Folk religions here includes African traditional religions (no longer welcome on its own continent by Christians or Muslims), Chinese folk religions, Native American religions and Australian aboriginal religions. This, by the way, is the definition of Paganism (religion of the place) and is still referred to as Paganism by Religious Right demagogues even if the people targeted do not think of themselves that way. Remember, Paganism is an invention of monotheism’s introduction of the true/false distinction.
Finally, an issue we see often discussed, women’s dress. Pew reports that, “Women were harassed over religious dress in about four-in-ten countries in Europe (19 of 45, or 42%) – a higher percentage than in the rest of the world (22% of countries) and about the same share as in the Middle East-North Africa region (where it occurred in eight of 20 countries, or 40%).”
It is ironic that wearing too many clothes (in the West) can be as offensive as wearing too few (in the Middle East). Westerners tend to think of themselves as more enlightened, but if we are so enlightened, why does Muslim headwear bother us so much?
The World Bulletin reported last year that, a Muslim graduate student with a degree in political science, attended the Republican Party convention as a reporter and was ridicules and called “Islamist” by delegates because she was wearing a hijab, or headscarf.

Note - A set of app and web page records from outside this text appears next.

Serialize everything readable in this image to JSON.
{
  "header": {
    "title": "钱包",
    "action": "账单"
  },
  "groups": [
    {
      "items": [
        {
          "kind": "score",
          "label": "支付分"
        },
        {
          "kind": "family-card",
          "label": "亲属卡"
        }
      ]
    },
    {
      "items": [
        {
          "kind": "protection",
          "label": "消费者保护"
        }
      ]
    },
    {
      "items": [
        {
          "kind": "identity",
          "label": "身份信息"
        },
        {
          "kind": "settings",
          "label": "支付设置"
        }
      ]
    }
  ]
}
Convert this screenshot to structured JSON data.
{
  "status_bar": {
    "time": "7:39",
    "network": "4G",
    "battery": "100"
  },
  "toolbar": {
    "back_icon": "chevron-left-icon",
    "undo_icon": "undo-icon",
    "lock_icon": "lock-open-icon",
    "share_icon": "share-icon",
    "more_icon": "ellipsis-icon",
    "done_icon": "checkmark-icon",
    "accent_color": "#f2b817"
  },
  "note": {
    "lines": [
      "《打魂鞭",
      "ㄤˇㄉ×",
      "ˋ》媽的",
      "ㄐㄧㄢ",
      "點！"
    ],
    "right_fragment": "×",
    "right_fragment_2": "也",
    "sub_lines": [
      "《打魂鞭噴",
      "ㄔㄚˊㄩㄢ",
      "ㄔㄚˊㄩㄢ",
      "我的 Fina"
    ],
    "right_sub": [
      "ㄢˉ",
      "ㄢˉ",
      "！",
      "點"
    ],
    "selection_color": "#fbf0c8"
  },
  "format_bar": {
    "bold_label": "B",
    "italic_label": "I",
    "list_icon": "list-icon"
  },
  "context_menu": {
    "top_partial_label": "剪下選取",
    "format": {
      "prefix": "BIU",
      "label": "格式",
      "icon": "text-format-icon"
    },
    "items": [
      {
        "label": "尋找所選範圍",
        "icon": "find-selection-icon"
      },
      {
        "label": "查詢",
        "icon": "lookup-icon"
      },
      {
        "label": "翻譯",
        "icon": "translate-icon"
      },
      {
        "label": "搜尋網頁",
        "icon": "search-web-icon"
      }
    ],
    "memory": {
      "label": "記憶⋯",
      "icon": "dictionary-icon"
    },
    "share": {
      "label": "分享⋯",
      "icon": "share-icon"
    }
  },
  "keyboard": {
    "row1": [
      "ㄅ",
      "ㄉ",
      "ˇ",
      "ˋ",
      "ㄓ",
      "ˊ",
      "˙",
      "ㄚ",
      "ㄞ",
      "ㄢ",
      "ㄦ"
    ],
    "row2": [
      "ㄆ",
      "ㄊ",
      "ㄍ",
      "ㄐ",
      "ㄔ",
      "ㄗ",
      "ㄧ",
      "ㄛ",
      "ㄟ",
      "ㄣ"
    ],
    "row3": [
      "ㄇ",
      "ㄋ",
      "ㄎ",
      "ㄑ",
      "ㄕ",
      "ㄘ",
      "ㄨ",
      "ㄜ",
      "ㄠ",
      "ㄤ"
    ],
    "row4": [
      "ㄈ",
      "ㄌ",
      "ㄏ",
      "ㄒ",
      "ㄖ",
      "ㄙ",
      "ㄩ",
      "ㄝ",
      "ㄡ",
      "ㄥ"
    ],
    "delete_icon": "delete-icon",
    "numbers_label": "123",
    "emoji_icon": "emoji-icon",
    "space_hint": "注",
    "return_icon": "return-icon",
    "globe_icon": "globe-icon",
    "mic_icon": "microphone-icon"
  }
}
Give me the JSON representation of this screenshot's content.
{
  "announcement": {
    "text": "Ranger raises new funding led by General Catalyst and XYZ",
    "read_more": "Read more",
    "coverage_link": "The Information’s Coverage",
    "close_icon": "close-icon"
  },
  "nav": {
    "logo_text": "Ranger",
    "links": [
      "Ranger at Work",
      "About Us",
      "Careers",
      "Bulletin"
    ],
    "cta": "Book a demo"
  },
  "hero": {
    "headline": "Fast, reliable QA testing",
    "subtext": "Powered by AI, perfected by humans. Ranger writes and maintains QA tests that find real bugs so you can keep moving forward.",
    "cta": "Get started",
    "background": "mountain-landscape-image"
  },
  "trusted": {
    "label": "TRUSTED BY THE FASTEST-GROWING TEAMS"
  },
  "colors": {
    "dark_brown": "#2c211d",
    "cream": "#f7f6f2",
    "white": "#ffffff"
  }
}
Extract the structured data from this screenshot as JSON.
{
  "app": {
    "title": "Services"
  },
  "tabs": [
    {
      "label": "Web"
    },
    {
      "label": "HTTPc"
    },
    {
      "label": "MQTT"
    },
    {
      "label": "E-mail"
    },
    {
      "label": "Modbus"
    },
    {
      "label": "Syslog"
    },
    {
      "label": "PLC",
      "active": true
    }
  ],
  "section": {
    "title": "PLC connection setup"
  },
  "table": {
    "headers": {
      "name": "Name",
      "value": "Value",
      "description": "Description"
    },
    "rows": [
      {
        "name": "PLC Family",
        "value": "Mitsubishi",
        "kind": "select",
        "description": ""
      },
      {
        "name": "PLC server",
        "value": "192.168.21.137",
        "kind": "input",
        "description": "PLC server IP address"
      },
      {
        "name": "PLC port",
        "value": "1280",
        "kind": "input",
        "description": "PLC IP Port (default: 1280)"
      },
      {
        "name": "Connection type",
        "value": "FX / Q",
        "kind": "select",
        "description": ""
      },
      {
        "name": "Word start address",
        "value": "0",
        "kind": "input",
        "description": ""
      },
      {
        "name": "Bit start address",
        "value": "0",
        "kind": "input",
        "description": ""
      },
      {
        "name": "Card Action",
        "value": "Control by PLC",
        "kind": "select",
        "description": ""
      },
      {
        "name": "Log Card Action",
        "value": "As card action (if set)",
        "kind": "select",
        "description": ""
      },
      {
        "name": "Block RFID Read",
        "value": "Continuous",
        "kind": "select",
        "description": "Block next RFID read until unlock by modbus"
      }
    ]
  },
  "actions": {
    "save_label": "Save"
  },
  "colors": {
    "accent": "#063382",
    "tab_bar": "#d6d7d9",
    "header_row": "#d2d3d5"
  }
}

“I wish that I could be like the cool kids,” sings Echosmith. In a 2006 Salon interview, Abercrombie and Fitch CEO Mike Jeffries admitted that his brand is “exclusionary” and for “cool kids.” He could easily be the leader of the world religion, talking this way, a Religious Right figure or a spokesman for ISIL.
Echosmith and Jeffries seem to have very different ideas about what makes you cool, however. Echosmith lead singer Sydney Sierota says, “Cool to me is being who you want to be and how you see yourself.” For Jeffries, and sadly, for many of the world’s religions, “cool” instead seems to be in the eyes of the beholder.
I think the world would be a better place if we were all like Sierota and less like Jeffries. If we were, next year’s PEW report might have better news for us.